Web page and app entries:
__________________________________________________
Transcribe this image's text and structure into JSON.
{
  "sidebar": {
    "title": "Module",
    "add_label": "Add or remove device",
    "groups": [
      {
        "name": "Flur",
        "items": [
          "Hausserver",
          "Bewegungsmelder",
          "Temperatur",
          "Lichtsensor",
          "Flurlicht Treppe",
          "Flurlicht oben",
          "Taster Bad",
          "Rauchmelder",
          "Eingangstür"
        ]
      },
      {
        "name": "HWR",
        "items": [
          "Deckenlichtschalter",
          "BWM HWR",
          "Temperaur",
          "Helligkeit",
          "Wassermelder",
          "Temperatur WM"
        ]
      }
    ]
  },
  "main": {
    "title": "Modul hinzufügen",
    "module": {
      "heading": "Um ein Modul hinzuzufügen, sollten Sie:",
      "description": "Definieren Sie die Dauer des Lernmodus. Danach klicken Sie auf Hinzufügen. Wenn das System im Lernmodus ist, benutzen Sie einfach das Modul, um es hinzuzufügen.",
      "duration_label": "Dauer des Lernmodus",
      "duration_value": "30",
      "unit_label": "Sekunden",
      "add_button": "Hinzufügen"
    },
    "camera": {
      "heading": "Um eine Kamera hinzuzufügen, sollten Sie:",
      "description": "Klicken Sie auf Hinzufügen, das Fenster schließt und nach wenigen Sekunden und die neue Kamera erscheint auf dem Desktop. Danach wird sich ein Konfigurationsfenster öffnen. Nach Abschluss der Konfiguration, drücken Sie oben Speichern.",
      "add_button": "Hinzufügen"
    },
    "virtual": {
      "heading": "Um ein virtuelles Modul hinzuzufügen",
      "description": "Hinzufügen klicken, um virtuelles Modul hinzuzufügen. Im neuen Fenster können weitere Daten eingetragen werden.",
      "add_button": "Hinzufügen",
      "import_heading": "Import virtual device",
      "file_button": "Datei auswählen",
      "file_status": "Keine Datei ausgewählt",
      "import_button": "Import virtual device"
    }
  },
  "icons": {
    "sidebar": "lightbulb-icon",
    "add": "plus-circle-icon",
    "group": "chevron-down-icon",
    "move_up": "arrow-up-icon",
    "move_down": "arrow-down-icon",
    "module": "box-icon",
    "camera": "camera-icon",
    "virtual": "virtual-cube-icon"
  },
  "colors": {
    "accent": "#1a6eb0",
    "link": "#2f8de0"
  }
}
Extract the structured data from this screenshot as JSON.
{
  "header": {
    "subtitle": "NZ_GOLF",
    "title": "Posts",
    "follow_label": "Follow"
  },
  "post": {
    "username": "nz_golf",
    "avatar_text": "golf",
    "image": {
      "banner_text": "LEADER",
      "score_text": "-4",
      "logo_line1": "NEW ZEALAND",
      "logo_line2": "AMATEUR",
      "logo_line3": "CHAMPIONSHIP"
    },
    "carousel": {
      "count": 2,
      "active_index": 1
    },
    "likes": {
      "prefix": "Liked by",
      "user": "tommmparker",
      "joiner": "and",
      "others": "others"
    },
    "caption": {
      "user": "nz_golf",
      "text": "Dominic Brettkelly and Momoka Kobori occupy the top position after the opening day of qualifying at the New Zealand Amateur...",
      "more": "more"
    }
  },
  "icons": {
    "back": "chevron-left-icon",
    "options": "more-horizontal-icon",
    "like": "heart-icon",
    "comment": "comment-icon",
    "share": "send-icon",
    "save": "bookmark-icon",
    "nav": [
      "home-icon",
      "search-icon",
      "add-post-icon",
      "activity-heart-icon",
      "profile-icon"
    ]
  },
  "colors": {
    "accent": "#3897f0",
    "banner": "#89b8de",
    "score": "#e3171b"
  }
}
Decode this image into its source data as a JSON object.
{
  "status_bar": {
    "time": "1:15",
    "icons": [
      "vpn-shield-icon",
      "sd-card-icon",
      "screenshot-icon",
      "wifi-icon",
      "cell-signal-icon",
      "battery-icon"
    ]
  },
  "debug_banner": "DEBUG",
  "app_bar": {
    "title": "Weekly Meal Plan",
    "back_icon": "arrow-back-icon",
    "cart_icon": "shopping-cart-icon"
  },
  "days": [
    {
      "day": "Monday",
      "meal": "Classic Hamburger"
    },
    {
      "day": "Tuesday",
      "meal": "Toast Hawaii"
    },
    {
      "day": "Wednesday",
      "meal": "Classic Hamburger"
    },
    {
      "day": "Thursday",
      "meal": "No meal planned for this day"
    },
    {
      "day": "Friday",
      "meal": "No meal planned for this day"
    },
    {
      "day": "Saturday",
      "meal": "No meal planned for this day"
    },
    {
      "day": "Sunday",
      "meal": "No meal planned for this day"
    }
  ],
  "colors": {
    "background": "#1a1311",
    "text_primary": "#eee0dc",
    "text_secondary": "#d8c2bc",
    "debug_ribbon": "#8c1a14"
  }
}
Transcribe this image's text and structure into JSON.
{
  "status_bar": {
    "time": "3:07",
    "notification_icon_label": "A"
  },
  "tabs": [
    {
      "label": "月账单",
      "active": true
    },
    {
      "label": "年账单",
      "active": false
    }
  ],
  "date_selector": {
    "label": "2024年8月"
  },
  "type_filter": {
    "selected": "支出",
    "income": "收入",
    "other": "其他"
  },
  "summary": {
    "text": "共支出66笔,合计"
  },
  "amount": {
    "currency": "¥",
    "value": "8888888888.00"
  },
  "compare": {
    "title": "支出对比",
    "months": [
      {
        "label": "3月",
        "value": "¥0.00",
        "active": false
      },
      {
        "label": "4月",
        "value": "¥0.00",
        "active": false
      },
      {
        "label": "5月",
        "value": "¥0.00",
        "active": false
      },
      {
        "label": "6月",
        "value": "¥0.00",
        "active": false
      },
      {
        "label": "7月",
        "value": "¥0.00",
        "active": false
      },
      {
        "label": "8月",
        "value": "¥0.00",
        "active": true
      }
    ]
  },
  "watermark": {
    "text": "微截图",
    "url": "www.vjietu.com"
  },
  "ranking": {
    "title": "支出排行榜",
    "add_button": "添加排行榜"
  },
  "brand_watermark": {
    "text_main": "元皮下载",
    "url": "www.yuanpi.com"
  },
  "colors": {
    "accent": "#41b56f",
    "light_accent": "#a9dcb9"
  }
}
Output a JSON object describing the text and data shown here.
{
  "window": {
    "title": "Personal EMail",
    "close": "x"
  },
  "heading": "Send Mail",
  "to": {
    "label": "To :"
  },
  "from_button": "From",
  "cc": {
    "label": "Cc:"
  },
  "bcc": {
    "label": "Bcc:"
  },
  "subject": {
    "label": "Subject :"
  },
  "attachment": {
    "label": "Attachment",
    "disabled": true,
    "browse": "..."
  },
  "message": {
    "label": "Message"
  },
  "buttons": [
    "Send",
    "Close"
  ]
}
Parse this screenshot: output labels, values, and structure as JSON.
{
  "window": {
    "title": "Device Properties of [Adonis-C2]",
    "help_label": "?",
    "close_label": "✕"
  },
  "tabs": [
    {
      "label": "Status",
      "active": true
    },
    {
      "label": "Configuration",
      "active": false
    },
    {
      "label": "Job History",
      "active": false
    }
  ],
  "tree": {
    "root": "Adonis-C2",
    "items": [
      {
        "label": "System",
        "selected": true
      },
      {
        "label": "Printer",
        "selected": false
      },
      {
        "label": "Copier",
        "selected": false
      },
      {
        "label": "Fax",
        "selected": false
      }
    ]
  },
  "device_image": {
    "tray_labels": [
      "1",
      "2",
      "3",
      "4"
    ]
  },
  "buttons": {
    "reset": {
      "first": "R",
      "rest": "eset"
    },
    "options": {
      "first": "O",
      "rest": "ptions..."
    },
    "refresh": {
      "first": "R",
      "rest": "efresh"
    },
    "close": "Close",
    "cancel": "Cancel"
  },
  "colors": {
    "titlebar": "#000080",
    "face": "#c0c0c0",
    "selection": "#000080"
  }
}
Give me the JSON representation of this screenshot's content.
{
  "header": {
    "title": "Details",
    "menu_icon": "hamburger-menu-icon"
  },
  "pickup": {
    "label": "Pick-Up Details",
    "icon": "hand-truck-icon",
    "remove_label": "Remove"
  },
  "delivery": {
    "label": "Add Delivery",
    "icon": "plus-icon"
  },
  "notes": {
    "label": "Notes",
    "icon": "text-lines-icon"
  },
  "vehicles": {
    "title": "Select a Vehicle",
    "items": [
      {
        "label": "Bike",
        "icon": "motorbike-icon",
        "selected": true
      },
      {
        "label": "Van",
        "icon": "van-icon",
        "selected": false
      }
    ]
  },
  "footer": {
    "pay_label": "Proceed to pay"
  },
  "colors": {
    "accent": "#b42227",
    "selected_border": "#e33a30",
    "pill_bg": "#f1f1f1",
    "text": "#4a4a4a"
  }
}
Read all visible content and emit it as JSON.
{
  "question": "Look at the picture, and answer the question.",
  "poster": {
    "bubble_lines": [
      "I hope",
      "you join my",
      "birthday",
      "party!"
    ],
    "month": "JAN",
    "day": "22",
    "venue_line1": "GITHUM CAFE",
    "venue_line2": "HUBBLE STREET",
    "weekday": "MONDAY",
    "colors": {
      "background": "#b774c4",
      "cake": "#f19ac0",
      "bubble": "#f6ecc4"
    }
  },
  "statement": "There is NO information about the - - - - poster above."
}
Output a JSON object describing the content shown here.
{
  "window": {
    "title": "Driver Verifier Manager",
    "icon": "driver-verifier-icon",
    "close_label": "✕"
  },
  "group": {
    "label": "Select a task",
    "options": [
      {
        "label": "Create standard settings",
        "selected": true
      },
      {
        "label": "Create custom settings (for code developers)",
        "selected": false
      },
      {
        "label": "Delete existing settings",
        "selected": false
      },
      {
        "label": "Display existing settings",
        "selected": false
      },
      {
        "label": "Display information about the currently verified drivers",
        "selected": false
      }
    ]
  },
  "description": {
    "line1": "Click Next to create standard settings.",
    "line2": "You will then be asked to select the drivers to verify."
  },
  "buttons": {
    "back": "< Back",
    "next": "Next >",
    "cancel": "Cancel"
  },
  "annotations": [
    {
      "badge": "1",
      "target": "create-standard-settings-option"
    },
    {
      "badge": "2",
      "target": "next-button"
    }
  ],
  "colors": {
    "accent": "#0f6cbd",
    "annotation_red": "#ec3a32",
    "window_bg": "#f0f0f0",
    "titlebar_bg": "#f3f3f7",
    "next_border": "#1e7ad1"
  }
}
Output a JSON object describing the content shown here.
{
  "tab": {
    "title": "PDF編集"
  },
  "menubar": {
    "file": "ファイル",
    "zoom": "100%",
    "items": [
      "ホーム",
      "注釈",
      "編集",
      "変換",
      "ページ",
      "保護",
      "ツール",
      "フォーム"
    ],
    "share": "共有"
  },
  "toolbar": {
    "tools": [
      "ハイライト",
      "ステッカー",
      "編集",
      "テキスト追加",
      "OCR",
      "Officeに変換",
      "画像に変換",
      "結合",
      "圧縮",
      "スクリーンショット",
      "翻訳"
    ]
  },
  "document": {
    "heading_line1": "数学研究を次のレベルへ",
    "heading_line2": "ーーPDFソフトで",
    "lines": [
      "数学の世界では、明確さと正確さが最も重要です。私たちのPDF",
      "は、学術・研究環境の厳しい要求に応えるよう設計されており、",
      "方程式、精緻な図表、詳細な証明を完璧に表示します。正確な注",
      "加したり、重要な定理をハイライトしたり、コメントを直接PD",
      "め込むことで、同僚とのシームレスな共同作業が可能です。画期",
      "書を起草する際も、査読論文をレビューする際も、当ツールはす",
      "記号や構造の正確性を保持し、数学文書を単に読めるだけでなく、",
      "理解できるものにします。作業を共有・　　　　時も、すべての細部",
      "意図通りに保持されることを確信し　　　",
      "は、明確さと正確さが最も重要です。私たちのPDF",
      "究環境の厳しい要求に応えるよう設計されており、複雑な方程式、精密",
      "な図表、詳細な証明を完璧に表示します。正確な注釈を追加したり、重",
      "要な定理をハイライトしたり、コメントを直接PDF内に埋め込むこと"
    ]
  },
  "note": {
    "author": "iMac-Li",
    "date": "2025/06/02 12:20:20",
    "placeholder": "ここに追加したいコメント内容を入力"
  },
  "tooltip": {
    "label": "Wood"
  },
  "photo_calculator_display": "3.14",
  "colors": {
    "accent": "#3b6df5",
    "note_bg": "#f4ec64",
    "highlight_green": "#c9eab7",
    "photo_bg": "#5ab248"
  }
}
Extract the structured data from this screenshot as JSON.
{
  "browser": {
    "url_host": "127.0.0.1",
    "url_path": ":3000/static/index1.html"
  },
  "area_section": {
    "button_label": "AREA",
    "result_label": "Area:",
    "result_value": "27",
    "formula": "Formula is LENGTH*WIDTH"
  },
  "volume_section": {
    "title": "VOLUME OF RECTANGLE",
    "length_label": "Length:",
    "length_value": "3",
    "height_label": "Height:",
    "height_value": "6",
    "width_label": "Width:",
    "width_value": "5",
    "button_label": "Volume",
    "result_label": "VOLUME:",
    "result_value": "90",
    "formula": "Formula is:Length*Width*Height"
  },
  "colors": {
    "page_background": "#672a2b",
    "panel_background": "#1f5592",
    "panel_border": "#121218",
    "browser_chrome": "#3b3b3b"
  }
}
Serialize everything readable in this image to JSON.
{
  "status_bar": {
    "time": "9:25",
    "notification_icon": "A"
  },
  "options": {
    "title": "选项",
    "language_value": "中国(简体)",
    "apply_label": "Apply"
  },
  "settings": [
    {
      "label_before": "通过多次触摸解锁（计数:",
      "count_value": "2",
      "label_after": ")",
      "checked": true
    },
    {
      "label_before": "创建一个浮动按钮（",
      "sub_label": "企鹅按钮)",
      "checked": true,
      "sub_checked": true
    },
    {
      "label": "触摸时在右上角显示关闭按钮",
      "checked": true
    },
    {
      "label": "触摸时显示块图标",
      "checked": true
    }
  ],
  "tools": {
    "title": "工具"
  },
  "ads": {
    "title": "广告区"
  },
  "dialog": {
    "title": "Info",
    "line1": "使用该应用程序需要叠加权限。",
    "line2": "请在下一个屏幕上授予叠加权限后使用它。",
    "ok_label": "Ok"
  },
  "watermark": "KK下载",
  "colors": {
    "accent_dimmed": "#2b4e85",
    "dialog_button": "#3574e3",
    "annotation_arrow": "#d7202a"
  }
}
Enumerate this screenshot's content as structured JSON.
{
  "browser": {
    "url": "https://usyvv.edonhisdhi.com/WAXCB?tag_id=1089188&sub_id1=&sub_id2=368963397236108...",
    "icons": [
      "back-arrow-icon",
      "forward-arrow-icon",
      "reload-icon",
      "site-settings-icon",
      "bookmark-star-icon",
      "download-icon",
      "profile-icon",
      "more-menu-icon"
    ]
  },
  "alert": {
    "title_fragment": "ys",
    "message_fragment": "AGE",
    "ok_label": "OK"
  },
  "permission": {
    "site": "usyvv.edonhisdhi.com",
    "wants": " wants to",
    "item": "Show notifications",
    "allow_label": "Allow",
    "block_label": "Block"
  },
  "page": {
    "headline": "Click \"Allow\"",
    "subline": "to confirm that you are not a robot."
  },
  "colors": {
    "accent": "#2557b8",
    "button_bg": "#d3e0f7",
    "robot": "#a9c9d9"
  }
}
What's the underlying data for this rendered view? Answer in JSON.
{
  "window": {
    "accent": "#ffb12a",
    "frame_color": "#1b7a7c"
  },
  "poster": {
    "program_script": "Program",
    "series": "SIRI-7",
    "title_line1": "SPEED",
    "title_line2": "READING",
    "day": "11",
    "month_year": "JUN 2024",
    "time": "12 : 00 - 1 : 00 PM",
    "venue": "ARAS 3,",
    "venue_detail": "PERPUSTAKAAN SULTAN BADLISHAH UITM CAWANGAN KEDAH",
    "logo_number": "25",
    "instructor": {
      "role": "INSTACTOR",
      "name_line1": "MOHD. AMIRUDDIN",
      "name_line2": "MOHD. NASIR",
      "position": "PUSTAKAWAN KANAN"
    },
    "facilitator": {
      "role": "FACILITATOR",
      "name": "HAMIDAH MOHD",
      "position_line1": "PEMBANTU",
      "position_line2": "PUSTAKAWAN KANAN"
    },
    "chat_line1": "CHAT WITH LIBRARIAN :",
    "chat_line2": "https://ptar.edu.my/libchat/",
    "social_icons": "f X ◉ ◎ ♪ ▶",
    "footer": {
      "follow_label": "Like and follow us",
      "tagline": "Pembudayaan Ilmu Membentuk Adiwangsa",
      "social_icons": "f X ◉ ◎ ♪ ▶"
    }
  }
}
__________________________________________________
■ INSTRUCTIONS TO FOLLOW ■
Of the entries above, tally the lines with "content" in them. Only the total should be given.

■ COMPLETED TASK ■
5